» Problem: Give back every record below precisely as written.

» Records to process:
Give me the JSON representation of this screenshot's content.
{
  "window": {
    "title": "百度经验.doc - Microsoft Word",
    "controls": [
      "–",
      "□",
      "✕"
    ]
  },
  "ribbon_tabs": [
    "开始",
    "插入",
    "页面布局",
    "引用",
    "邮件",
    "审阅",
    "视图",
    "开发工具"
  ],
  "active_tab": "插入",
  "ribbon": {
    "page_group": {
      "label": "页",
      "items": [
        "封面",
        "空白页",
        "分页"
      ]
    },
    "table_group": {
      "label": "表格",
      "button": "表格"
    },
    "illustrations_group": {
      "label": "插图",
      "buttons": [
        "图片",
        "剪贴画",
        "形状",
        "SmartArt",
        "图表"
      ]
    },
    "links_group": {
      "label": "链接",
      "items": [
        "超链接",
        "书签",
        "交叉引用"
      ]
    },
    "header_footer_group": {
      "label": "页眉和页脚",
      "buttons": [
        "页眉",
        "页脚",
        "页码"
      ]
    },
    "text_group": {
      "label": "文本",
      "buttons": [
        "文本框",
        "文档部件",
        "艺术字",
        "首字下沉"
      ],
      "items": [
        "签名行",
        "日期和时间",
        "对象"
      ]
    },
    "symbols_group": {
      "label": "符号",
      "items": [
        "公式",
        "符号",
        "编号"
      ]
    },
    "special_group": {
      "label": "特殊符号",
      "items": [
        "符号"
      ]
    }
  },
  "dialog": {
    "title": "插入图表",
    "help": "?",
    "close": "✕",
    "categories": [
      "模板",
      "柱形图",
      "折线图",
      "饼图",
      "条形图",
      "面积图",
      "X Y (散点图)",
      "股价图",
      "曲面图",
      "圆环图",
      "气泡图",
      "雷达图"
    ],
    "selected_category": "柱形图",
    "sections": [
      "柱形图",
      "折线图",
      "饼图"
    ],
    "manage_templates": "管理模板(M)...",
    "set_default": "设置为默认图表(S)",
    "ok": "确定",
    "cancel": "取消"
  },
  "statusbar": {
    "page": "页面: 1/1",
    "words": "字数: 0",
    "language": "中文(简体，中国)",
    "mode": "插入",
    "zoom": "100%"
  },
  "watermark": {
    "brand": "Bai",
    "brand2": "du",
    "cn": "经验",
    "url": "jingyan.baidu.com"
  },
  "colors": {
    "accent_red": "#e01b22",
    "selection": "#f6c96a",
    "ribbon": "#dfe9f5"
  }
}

» Written response:
Give me the JSON representation of this screenshot's content.
{
  "window": {
    "title": "百度经验.doc - Microsoft Word",
    "controls": [
      "–",
      "□",
      "✕"
    ]
  },
  "ribbon_tabs": [
    "开始",
    "插入",
    "页面布局",
    "引用",
    "邮件",
    "审阅",
    "视图",
    "开发工具"
  ],
  "active_tab": "插入",
  "ribbon": {
    "page_group": {
      "label": "页",
      "items": [
        "封面",
        "空白页",
        "分页"
      ]
    },
    "table_group": {
      "label": "表格",
      "button": "表格"
    },
    "illustrations_group": {
      "label": "插图",
      "buttons": [
        "图片",
        "剪贴画",
        "形状",
        "SmartArt",
        "图表"
      ]
    },
    "links_group": {
      "label": "链接",
      "items": [
        "超链接",
        "书签",
        "交叉引用"
      ]
    },
    "header_footer_group": {
      "label": "页眉和页脚",
      "buttons": [
        "页眉",
        "页脚",
        "页码"
      ]
    },
    "text_group": {
      "label": "文本",
      "buttons": [
        "文本框",
        "文档部件",
        "艺术字",
        "首字下沉"
      ],
      "items": [
        "签名行",
        "日期和时间",
        "对象"
      ]
    },
    "symbols_group": {
      "label": "符号",
      "items": [
        "公式",
        "符号",
        "编号"
      ]
    },
    "special_group": {
      "label": "特殊符号",
      "items": [
        "符号"
      ]
    }
  },
  "dialog": {
    "title": "插入图表",
    "help": "?",
    "close": "✕",
    "categories": [
      "模板",
      "柱形图",
      "折线图",
      "饼图",
      "条形图",
      "面积图",
      "X Y (散点图)",
      "股价图",
      "曲面图",
      "圆环图",
      "气泡图",
      "雷达图"
    ],
    "selected_category": "柱形图",
    "sections": [
      "柱形图",
      "折线图",
      "饼图"
    ],
    "manage_templates": "管理模板(M)...",
    "set_default": "设置为默认图表(S)",
    "ok": "确定",
    "cancel": "取消"
  },
  "statusbar": {
    "page": "页面: 1/1",
    "words": "字数: 0",
    "language": "中文(简体，中国)",
    "mode": "插入",
    "zoom": "100%"
  },
  "watermark": {
    "brand": "Bai",
    "brand2": "du",
    "cn": "经验",
    "url": "jingyan.baidu.com"
  },
  "colors": {
    "accent_red": "#e01b22",
    "selection": "#f6c96a",
    "ribbon": "#dfe9f5"
  }
}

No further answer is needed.